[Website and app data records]
====

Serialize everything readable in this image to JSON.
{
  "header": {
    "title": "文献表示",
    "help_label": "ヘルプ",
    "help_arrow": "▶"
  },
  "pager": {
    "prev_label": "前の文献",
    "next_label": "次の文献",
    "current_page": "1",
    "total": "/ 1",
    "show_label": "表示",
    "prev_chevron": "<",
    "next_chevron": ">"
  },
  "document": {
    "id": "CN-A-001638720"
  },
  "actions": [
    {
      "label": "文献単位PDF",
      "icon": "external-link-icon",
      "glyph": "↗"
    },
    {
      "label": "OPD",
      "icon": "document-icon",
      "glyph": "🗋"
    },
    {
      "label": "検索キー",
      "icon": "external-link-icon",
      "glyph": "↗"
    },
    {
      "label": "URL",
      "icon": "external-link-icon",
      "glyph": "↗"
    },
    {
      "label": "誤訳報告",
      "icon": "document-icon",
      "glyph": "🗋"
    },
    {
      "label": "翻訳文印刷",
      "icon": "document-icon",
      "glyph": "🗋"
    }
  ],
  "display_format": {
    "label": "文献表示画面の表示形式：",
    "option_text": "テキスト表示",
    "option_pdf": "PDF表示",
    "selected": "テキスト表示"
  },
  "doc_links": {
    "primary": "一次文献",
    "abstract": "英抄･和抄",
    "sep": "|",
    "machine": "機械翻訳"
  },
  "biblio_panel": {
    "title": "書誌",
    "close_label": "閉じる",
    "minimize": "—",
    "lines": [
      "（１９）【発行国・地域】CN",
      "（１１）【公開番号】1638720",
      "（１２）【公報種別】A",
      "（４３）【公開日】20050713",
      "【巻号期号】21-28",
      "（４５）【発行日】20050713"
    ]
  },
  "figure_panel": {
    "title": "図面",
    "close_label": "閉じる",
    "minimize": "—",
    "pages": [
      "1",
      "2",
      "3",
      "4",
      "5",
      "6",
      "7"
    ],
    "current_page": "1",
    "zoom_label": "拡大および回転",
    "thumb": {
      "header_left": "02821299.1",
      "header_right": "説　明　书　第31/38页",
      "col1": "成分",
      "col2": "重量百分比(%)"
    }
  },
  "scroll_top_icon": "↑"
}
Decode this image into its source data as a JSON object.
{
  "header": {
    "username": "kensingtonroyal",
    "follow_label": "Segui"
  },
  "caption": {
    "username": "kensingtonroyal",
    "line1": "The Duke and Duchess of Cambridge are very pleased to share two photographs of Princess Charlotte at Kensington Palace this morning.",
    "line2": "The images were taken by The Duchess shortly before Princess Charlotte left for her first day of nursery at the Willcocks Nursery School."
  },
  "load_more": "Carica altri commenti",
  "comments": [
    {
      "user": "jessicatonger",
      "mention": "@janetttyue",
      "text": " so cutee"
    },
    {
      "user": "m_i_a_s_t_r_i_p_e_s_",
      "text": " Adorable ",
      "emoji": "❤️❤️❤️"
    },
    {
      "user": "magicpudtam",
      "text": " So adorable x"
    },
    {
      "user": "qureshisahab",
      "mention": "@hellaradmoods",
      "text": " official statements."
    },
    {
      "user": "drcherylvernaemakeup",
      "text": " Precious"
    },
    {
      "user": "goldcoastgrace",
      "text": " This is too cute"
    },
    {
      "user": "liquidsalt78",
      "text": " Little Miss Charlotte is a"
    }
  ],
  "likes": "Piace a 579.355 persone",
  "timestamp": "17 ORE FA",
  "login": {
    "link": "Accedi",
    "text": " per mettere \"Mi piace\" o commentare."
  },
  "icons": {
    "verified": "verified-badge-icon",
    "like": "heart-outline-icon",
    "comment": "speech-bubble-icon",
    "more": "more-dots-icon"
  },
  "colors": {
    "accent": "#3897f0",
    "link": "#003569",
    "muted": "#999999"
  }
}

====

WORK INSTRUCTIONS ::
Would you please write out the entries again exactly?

EXERCISE RESULT ::
Serialize everything readable in this image to JSON.
{
  "header": {
    "title": "文献表示",
    "help_label": "ヘルプ",
    "help_arrow": "▶"
  },
  "pager": {
    "prev_label": "前の文献",
    "next_label": "次の文献",
    "current_page": "1",
    "total": "/ 1",
    "show_label": "表示",
    "prev_chevron": "<",
    "next_chevron": ">"
  },
  "document": {
    "id": "CN-A-001638720"
  },
  "actions": [
    {
      "label": "文献単位PDF",
      "icon": "external-link-icon",
      "glyph": "↗"
    },
    {
      "label": "OPD",
      "icon": "document-icon",
      "glyph": "🗋"
    },
    {
      "label": "検索キー",
      "icon": "external-link-icon",
      "glyph": "↗"
    },
    {
      "label": "URL",
      "icon": "external-link-icon",
      "glyph": "↗"
    },
    {
      "label": "誤訳報告",
      "icon": "document-icon",
      "glyph": "🗋"
    },
    {
      "label": "翻訳文印刷",
      "icon": "document-icon",
      "glyph": "🗋"
    }
  ],
  "display_format": {
    "label": "文献表示画面の表示形式：",
    "option_text": "テキスト表示",
    "option_pdf": "PDF表示",
    "selected": "テキスト表示"
  },
  "doc_links": {
    "primary": "一次文献",
    "abstract": "英抄･和抄",
    "sep": "|",
    "machine": "機械翻訳"
  },
  "biblio_panel": {
    "title": "書誌",
    "close_label": "閉じる",
    "minimize": "—",
    "lines": [
      "（１９）【発行国・地域】CN",
      "（１１）【公開番号】1638720",
      "（１２）【公報種別】A",
      "（４３）【公開日】20050713",
      "【巻号期号】21-28",
      "（４５）【発行日】20050713"
    ]
  },
  "figure_panel": {
    "title": "図面",
    "close_label": "閉じる",
    "minimize": "—",
    "pages": [
      "1",
      "2",
      "3",
      "4",
      "5",
      "6",
      "7"
    ],
    "current_page": "1",
    "zoom_label": "拡大および回転",
    "thumb": {
      "header_left": "02821299.1",
      "header_right": "説　明　书　第31/38页",
      "col1": "成分",
      "col2": "重量百分比(%)"
    }
  },
  "scroll_top_icon": "↑"
}
Decode this image into its source data as a JSON object.
{
  "header": {
    "username": "kensingtonroyal",
    "follow_label": "Segui"
  },
  "caption": {
    "username": "kensingtonroyal",
    "line1": "The Duke and Duchess of Cambridge are very pleased to share two photographs of Princess Charlotte at Kensington Palace this morning.",
    "line2": "The images were taken by The Duchess shortly before Princess Charlotte left for her first day of nursery at the Willcocks Nursery School."
  },
  "load_more": "Carica altri commenti",
  "comments": [
    {
      "user": "jessicatonger",
      "mention": "@janetttyue",
      "text": " so cutee"
    },
    {
      "user": "m_i_a_s_t_r_i_p_e_s_",
      "text": " Adorable ",
      "emoji": "❤️❤️❤️"
    },
    {
      "user": "magicpudtam",
      "text": " So adorable x"
    },
    {
      "user": "qureshisahab",
      "mention": "@hellaradmoods",
      "text": " official statements."
    },
    {
      "user": "drcherylvernaemakeup",
      "text": " Precious"
    },
    {
      "user": "goldcoastgrace",
      "text": " This is too cute"
    },
    {
      "user": "liquidsalt78",
      "text": " Little Miss Charlotte is a"
    }
  ],
  "likes": "Piace a 579.355 persone",
  "timestamp": "17 ORE FA",
  "login": {
    "link": "Accedi",
    "text": " per mettere \"Mi piace\" o commentare."
  },
  "icons": {
    "verified": "verified-badge-icon",
    "like": "heart-outline-icon",
    "comment": "speech-bubble-icon",
    "more": "more-dots-icon"
  },
  "colors": {
    "accent": "#3897f0",
    "link": "#003569",
    "muted": "#999999"
  }
}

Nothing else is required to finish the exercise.